Should a boil or non-consumption advisory be issued, MacPherson told us that they are displayed at the water source when required.
Ontario is also home to Canada's first National Park within a city, the Rouge National Urban Park. Made official by the Rouge National Urban Park act in 2015, the park is still acquiring land, so is not quite at its full potential.
When completed it will encompass just under 80 square kilometres and overlap the cities of Toronto, Markham, Pickering as well as the Township of Uxbridge.
According to its website, it will be 22 times larger than New York's Central Park.
Jeffrey Sinibaldi, Public Relations and Communications Officer for the park informed us that Parks Canada does not yet fully manage or operate all lands committed for the park.
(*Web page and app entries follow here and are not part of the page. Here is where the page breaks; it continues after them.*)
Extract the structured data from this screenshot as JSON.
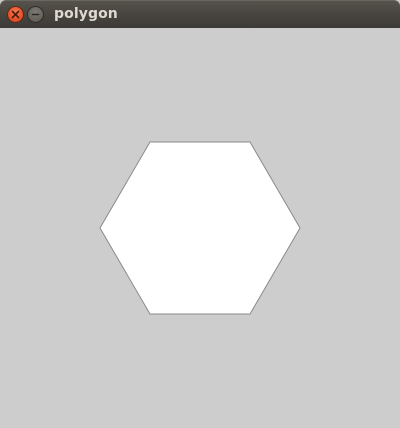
{
  "window": {
    "title": "polygon"
  },
  "titlebar_buttons": [
    {
      "name": "close",
      "icon": "close-icon",
      "color": "#e9542a"
    },
    {
      "name": "minimize",
      "icon": "minimize-icon",
      "color": "#67645e"
    }
  ],
  "canvas": {
    "background_color": "#cdcdcd",
    "shape": {
      "type": "polygon",
      "sides": 6,
      "fill_color": "#ffffff",
      "stroke_color": "#8a8a8a"
    }
  }
}
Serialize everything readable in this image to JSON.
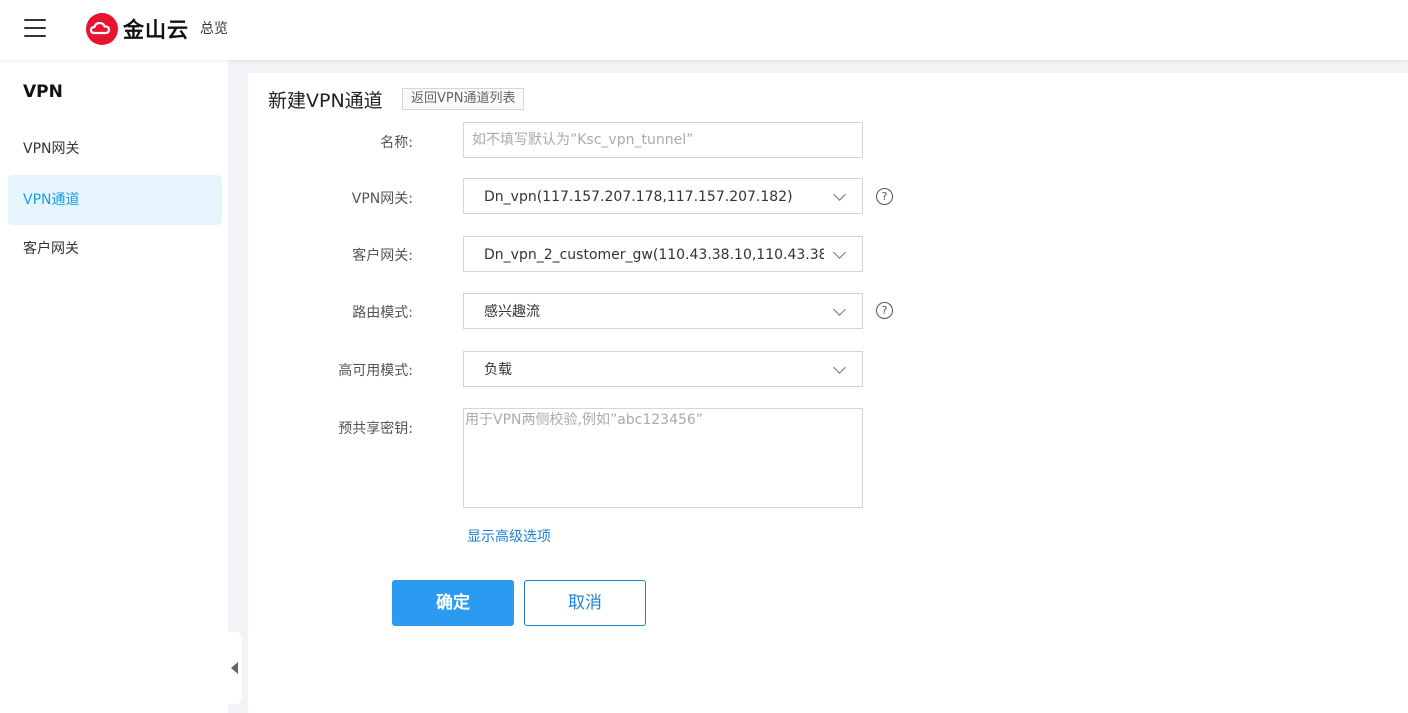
{
  "header": {
    "brand": "金山云",
    "nav_overview": "总览",
    "brand_color": "#e8132d"
  },
  "sidebar": {
    "title": "VPN",
    "items": [
      {
        "label": "VPN网关",
        "active": false
      },
      {
        "label": "VPN通道",
        "active": true
      },
      {
        "label": "客户网关",
        "active": false
      }
    ]
  },
  "page": {
    "title": "新建VPN通道",
    "back_link": "返回VPN通道列表"
  },
  "form": {
    "name": {
      "label": "名称:",
      "value": "",
      "placeholder": "如不填写默认为”Ksc_vpn_tunnel”"
    },
    "vpn_gateway": {
      "label": "VPN网关:",
      "value": "Dn_vpn(117.157.207.178,117.157.207.182)",
      "help_icon": "question-circle-icon"
    },
    "customer_gateway": {
      "label": "客户网关:",
      "value": "Dn_vpn_2_customer_gw(110.43.38.10,110.43.38"
    },
    "route_mode": {
      "label": "路由模式:",
      "value": "感兴趣流",
      "help_icon": "question-circle-icon"
    },
    "ha_mode": {
      "label": "高可用模式:",
      "value": "负载"
    },
    "psk": {
      "label": "预共享密钥:",
      "value": "",
      "placeholder": "用于VPN两侧校验,例如”abc123456”"
    },
    "advanced_link": "显示高级选项",
    "help_glyph": "?"
  },
  "actions": {
    "confirm": "确定",
    "cancel": "取消",
    "primary_color": "#2b9bf2"
  }
}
As they move forward with the land assembly for Rouge National Urban Park, the current smaller regional Rouge Park remains open and is being managed on an interim basis by the Toronto and Region Conservation Authority.
Drinking Water Standards will be similar to the parks managed above and adhere to Park Canada guidelines outlined by Health Canada.
A to Z
For articles published before 2017, please email or call us
|Have a question? Give us a call 613-501-0175 |
All rights reserved 2018 - WATERTODAY - This material may not be reproduced in whole or in part and may not be distributed,
publicly performed, proxy cached or otherwise used, except with express permission.